Entries from a dataset of interfaces
_ _ _ _

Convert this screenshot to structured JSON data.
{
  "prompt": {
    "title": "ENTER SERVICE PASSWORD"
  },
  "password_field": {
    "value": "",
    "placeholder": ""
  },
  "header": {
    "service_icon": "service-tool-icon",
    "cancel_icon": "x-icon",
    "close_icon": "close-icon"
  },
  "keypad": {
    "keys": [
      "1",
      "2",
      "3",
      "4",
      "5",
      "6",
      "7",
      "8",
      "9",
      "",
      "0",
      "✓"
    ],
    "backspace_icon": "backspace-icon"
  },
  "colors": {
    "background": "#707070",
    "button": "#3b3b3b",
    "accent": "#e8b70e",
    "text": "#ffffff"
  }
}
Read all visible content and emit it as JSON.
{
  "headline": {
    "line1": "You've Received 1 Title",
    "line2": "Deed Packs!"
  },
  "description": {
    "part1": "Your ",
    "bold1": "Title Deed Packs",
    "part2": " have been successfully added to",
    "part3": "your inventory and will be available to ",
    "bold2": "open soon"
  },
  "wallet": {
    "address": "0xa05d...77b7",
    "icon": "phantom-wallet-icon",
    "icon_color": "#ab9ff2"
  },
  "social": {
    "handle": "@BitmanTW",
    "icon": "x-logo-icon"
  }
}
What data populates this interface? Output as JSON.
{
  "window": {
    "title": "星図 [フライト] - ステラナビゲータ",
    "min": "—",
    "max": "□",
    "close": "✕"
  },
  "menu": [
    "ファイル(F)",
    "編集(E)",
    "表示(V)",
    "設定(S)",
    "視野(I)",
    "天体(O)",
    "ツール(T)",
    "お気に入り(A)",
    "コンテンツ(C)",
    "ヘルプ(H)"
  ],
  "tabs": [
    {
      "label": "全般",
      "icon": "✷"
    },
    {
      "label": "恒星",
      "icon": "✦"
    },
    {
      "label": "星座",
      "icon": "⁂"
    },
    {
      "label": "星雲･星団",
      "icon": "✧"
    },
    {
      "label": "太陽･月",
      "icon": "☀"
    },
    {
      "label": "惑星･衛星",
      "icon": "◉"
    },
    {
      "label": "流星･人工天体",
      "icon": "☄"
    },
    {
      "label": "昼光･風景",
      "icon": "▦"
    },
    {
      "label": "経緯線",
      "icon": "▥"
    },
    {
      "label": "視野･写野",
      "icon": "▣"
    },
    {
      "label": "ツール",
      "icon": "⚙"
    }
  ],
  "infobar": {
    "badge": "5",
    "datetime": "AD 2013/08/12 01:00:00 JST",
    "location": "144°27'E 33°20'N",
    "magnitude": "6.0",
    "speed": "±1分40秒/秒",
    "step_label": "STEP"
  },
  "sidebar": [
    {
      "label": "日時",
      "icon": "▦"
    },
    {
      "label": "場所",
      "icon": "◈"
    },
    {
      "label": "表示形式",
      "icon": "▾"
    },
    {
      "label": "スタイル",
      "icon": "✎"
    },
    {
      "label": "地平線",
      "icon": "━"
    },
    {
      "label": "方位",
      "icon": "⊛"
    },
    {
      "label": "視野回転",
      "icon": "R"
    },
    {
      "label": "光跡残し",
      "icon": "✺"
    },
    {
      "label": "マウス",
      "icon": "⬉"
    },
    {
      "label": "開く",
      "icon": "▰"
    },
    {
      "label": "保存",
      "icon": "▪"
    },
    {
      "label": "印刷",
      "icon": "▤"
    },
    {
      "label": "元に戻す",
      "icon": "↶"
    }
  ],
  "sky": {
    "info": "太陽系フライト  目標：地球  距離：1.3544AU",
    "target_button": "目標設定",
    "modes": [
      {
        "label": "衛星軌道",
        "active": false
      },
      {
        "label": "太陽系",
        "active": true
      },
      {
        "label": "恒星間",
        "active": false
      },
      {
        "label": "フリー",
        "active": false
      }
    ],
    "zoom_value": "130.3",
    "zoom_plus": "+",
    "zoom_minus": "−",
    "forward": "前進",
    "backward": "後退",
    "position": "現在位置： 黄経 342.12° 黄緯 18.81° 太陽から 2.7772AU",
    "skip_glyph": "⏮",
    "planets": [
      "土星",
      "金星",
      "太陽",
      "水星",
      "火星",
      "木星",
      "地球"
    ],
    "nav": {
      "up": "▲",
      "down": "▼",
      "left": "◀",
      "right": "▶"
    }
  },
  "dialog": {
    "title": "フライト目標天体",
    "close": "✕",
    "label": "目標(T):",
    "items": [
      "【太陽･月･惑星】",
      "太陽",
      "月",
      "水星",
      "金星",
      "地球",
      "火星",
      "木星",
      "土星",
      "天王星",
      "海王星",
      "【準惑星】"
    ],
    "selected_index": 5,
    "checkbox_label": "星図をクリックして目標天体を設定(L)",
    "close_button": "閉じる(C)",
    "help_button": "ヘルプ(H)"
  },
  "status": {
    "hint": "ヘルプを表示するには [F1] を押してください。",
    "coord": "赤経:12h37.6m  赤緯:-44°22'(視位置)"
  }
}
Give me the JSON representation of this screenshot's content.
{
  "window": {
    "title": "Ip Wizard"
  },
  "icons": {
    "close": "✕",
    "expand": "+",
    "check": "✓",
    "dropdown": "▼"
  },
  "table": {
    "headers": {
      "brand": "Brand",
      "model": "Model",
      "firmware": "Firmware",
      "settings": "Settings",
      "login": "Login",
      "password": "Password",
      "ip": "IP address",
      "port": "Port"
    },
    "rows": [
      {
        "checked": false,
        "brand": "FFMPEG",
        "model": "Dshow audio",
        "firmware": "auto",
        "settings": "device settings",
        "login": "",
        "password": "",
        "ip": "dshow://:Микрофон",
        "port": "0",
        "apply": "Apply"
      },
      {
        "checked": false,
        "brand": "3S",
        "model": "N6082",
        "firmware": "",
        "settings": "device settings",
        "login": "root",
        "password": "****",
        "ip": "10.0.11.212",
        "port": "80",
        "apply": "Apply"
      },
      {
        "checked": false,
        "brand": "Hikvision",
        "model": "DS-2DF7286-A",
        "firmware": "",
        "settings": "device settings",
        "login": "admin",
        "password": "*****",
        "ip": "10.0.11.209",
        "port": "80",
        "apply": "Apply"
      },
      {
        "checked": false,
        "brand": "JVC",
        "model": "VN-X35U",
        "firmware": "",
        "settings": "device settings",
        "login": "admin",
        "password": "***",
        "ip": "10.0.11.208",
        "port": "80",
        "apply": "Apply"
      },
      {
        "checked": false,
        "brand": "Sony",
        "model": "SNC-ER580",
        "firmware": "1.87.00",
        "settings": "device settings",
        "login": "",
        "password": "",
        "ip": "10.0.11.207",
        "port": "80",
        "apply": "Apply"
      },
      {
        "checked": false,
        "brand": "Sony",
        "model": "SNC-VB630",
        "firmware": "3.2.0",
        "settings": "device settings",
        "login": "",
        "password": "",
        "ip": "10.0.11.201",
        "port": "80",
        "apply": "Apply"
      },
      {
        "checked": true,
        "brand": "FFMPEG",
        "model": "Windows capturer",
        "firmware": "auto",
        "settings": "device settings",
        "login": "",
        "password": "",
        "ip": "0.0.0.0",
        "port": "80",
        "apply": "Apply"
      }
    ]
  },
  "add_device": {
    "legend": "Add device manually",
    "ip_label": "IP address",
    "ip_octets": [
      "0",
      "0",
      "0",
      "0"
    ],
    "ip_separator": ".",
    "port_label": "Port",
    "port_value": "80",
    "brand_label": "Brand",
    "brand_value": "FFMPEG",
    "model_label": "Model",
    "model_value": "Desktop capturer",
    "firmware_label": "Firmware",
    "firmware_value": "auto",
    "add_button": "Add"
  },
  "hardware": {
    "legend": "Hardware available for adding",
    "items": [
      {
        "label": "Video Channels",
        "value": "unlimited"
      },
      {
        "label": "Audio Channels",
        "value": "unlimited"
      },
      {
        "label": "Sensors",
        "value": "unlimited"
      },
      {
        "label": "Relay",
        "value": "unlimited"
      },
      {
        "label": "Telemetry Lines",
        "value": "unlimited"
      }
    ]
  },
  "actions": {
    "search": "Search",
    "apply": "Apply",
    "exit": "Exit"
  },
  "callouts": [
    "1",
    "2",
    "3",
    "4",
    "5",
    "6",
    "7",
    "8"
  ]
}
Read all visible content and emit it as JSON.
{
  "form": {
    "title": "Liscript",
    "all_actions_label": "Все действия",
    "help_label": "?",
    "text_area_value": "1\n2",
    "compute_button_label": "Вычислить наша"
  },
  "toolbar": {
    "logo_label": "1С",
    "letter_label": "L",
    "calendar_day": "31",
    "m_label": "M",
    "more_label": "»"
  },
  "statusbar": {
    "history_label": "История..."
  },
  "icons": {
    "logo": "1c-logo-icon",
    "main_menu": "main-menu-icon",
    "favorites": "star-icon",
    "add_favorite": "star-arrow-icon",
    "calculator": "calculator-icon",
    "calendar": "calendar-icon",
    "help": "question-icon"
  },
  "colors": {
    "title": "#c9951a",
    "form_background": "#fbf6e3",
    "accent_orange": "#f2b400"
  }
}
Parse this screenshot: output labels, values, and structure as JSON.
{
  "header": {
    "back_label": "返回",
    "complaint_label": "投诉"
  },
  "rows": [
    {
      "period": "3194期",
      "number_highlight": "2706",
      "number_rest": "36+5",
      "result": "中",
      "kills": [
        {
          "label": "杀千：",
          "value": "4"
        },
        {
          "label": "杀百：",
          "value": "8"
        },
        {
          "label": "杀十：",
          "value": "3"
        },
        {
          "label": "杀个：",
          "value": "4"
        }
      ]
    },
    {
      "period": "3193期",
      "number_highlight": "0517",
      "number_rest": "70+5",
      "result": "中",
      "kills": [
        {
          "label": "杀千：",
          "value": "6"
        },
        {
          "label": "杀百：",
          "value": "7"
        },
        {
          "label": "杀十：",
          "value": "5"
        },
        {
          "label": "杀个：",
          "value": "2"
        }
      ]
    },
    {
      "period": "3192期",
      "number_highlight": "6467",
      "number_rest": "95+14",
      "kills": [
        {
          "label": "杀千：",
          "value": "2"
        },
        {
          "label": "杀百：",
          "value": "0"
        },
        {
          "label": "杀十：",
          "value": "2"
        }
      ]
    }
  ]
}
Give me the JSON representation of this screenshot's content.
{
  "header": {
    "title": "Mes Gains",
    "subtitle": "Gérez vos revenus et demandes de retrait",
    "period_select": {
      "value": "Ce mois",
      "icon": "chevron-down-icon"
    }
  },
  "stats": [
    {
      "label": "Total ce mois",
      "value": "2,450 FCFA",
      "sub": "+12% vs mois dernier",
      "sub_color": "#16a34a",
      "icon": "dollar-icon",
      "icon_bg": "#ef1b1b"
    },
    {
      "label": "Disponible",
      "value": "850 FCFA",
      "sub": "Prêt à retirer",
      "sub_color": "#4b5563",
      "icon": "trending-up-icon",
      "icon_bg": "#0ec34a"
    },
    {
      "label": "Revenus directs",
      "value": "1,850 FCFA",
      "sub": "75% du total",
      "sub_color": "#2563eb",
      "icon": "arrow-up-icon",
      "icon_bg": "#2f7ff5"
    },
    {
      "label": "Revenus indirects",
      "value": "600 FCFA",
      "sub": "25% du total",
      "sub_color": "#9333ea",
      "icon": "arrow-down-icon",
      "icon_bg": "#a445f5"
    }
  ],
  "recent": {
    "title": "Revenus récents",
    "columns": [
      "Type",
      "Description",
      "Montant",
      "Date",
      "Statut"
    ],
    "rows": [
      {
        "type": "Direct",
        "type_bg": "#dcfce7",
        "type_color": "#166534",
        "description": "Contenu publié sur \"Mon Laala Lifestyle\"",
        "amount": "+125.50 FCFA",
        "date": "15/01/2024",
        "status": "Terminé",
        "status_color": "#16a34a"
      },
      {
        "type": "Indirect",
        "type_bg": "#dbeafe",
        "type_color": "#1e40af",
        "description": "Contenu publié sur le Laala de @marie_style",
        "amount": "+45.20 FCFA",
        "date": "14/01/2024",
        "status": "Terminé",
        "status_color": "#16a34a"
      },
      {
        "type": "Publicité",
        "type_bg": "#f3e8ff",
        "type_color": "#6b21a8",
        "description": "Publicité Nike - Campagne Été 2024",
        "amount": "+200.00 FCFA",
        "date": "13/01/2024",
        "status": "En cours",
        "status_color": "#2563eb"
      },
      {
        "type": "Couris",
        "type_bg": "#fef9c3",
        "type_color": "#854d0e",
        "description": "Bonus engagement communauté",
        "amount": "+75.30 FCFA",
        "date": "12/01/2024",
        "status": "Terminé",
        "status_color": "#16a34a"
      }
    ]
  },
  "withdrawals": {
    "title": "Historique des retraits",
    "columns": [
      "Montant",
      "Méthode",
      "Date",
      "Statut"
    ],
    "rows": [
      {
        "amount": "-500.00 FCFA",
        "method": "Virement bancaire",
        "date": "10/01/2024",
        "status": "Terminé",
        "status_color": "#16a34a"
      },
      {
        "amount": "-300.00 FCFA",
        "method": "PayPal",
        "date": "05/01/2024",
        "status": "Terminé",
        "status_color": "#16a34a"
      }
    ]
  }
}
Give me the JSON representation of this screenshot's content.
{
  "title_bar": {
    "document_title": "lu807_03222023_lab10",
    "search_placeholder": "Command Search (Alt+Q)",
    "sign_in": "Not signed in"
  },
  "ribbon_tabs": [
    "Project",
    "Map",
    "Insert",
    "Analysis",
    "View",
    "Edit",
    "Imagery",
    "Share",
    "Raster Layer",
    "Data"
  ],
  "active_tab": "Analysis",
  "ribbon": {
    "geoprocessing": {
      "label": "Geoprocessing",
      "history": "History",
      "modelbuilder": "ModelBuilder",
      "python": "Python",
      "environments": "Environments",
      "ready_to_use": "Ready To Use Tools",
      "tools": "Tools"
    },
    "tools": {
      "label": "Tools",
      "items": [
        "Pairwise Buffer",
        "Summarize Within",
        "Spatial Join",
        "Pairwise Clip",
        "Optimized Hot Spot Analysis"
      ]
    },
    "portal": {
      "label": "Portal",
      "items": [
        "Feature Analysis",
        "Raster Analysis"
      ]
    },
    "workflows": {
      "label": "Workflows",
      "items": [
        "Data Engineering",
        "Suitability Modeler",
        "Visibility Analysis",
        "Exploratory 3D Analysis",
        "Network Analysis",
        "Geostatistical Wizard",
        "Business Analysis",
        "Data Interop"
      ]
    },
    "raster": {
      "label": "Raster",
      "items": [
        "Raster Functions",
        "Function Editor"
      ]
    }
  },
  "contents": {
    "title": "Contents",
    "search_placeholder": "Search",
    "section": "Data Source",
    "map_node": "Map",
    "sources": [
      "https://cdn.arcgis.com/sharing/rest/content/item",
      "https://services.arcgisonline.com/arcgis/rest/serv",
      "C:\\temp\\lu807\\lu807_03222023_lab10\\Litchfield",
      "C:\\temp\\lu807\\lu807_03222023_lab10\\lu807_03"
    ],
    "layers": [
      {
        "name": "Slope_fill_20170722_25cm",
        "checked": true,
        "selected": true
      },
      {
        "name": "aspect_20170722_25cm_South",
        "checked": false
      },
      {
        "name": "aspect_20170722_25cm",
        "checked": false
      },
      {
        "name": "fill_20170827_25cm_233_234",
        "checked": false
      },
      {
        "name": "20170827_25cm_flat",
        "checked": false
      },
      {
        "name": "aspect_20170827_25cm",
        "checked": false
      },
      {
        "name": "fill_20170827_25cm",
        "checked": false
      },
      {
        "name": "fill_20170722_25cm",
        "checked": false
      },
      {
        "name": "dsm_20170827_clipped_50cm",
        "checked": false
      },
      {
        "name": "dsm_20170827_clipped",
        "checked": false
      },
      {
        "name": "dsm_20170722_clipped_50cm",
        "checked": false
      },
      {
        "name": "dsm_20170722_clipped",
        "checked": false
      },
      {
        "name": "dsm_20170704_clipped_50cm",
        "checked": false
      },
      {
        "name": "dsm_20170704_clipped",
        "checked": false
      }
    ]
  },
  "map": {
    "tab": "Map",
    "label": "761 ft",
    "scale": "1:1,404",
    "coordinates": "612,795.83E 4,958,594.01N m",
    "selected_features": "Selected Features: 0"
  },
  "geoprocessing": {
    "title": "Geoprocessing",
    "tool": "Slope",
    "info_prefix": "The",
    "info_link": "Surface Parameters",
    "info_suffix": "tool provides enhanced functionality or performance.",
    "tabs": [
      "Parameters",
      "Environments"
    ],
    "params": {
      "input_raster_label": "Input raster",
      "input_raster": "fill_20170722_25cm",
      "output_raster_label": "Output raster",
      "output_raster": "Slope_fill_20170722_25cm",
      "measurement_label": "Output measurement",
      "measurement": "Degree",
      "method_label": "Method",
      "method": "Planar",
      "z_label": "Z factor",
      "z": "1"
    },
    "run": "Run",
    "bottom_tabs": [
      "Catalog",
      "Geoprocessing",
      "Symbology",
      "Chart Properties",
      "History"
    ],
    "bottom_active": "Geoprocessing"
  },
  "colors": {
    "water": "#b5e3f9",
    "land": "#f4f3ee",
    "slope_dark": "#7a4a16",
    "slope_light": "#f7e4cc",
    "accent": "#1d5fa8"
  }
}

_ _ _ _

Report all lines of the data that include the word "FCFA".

      "value": "2,450 FCFA",
      "value": "850 FCFA",
      "value": "1,850 FCFA",
      "value": "600 FCFA",
        "amount": "+125.50 FCFA",
        "amount": "+45.20 FCFA",
        "amount": "+200.00 FCFA",
        "amount": "+75.30 FCFA",
        "amount": "-500.00 FCFA",
        "amount": "-300.00 FCFA",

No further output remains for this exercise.